Task:
A single count is required: the lines of the data below in which the word "screenshot" occurs.

[Website and app data records]
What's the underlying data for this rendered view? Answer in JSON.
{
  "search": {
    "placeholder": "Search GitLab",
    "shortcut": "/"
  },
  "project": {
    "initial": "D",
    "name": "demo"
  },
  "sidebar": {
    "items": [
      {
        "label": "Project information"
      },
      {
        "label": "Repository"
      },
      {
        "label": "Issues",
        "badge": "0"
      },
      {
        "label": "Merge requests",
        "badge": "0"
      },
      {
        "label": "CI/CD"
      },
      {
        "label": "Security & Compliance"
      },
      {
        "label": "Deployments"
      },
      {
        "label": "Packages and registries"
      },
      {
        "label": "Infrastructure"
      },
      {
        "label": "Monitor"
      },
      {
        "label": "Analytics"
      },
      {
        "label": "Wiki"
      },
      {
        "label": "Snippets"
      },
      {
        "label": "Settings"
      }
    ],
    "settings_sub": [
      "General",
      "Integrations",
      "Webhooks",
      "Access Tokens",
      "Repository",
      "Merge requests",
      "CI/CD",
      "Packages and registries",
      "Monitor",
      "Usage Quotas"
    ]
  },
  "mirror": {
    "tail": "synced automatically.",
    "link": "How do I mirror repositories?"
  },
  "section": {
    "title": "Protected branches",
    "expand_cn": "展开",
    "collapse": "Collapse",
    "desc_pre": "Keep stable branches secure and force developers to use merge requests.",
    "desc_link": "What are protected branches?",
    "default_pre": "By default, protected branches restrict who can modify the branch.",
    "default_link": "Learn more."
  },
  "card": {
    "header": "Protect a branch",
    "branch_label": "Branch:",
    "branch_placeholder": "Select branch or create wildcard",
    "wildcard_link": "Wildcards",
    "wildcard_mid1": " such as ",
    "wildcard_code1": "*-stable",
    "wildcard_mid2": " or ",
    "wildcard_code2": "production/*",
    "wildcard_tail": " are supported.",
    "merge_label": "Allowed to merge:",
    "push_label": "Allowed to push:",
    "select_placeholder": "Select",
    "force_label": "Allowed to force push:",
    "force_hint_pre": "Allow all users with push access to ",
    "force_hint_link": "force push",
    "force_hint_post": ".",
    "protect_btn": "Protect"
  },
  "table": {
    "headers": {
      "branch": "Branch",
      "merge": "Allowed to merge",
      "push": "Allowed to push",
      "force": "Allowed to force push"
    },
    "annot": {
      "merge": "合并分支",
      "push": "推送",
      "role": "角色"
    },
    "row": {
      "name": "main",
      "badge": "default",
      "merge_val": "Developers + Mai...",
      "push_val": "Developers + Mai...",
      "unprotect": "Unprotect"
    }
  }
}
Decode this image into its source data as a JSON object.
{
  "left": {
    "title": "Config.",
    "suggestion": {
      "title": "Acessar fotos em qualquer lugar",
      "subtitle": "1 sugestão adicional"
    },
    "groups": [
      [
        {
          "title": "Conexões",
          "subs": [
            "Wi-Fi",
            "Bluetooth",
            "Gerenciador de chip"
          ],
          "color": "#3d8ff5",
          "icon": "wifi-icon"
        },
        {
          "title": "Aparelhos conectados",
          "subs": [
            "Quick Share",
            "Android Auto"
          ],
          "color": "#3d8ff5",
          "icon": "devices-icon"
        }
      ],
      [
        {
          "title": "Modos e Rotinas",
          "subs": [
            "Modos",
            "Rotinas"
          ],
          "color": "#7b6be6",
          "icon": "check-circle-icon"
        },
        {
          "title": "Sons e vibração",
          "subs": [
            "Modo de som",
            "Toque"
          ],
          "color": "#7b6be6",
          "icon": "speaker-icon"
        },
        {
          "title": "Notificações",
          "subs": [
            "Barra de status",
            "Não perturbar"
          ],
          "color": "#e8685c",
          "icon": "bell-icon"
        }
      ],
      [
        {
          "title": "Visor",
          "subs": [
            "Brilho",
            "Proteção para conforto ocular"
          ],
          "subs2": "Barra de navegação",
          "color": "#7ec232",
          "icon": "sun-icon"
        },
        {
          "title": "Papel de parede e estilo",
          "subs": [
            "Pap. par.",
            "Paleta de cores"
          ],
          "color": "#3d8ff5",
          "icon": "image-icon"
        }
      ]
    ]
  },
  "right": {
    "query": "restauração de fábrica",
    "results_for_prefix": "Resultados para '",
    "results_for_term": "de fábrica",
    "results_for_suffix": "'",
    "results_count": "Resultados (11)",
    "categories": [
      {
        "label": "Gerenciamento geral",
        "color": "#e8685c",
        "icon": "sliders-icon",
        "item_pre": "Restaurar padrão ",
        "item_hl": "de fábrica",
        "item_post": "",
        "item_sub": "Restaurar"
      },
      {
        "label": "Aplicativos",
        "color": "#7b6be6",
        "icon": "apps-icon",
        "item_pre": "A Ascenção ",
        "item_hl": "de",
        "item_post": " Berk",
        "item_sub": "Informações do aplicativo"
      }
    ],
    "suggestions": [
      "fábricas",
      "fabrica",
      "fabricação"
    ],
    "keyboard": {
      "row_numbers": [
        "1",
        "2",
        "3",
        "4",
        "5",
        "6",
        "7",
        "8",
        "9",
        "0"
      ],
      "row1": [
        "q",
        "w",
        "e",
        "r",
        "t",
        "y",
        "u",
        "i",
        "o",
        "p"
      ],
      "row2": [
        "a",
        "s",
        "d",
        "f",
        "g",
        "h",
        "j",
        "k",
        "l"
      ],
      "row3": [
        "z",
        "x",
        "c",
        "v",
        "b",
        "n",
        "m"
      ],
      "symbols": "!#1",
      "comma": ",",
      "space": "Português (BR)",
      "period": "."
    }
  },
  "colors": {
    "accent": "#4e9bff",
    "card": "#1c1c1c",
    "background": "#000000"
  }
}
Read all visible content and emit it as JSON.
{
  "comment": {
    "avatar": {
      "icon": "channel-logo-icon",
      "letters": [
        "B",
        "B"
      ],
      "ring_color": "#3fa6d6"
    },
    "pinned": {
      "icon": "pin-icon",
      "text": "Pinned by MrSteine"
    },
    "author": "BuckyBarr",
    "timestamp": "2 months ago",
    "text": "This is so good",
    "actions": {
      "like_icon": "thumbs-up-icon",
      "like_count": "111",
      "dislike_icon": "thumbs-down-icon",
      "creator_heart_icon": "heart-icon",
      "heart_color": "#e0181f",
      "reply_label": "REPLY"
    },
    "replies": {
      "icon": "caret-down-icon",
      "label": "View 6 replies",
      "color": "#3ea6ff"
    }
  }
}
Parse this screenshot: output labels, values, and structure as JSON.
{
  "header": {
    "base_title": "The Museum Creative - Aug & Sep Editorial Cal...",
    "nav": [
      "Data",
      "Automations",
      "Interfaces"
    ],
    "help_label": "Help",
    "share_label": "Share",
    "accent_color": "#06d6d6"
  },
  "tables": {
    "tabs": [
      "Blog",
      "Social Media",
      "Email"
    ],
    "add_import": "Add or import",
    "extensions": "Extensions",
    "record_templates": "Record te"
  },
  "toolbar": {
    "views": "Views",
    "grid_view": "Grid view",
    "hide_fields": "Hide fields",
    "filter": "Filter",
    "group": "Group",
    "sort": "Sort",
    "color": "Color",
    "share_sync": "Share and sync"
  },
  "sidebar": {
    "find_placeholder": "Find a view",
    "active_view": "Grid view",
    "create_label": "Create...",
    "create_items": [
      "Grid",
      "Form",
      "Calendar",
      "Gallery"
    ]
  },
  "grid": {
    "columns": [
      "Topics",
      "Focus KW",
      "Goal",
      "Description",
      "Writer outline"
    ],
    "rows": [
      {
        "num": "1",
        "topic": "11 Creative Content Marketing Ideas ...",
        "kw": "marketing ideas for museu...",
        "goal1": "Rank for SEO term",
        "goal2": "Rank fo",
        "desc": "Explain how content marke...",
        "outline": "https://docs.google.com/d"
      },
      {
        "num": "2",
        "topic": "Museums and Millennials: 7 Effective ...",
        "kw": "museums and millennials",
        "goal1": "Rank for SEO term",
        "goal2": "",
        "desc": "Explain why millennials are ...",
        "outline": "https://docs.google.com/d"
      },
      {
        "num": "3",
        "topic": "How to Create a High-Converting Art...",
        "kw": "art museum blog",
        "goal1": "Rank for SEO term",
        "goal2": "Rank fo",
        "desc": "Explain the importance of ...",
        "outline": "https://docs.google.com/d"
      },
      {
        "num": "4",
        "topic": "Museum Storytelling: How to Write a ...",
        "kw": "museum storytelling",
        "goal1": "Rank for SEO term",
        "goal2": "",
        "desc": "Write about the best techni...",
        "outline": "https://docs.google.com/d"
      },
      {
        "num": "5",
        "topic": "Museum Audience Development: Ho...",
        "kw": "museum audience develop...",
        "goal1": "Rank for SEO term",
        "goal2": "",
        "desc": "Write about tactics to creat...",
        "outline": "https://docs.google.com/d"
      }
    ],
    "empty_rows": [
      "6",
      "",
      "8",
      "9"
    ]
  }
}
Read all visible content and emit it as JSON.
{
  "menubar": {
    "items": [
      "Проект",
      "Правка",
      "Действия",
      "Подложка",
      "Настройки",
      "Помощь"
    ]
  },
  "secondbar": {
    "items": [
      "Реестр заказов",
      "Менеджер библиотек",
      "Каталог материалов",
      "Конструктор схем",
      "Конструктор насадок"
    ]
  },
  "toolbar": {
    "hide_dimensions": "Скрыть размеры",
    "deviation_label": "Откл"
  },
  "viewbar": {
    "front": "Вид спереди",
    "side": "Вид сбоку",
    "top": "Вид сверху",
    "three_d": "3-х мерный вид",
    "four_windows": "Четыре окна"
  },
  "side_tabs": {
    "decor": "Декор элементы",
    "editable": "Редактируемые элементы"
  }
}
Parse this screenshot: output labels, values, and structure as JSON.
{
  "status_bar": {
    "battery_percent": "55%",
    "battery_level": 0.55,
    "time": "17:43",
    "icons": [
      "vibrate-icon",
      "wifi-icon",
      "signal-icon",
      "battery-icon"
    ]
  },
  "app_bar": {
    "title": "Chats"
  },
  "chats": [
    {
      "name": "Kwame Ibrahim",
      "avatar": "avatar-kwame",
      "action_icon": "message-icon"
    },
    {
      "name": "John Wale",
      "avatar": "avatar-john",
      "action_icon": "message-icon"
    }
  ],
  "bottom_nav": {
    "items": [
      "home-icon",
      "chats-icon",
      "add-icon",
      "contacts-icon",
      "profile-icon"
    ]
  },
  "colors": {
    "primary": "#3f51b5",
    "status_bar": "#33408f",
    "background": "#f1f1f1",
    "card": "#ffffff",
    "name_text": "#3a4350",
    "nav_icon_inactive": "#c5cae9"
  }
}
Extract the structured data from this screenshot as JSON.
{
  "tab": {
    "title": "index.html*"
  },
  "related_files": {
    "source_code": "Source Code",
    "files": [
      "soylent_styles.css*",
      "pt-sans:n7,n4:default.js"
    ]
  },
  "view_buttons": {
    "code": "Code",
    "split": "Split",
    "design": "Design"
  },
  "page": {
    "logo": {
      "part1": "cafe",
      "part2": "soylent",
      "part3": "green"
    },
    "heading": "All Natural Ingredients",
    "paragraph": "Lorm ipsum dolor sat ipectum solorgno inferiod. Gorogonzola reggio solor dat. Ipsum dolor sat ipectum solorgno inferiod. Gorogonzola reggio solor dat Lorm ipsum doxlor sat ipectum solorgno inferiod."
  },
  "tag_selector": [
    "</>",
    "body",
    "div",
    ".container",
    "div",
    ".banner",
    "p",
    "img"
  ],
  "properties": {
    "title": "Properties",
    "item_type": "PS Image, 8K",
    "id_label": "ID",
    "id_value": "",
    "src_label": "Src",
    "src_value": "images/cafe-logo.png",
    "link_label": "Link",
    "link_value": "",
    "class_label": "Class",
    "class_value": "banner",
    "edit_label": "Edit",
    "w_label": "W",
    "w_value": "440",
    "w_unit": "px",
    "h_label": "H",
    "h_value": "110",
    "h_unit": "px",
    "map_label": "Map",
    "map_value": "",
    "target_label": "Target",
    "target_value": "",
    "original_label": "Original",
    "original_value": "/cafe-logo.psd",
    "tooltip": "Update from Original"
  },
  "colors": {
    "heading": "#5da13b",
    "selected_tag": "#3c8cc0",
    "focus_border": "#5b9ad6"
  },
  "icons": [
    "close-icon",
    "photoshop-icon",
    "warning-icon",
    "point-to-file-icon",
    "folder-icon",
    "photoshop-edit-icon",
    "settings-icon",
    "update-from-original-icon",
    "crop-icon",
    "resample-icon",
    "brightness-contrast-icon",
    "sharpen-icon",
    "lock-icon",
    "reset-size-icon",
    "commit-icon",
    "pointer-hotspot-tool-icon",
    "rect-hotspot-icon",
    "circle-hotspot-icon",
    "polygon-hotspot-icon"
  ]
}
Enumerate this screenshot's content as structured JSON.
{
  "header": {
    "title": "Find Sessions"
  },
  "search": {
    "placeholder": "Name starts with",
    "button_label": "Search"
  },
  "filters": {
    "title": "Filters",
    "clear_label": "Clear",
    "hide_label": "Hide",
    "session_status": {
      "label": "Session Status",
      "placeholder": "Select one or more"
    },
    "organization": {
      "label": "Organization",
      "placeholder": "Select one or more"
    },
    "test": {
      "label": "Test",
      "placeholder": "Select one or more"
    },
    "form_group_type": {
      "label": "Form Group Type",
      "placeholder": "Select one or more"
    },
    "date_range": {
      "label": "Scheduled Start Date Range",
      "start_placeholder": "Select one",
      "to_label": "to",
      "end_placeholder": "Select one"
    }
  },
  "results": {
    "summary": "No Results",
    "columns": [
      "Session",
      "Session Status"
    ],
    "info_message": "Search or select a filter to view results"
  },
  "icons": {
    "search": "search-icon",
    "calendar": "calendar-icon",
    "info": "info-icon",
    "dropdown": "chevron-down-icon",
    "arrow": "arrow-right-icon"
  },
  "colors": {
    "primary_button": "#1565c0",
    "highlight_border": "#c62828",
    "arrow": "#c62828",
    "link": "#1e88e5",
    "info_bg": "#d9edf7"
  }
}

Answer section:
4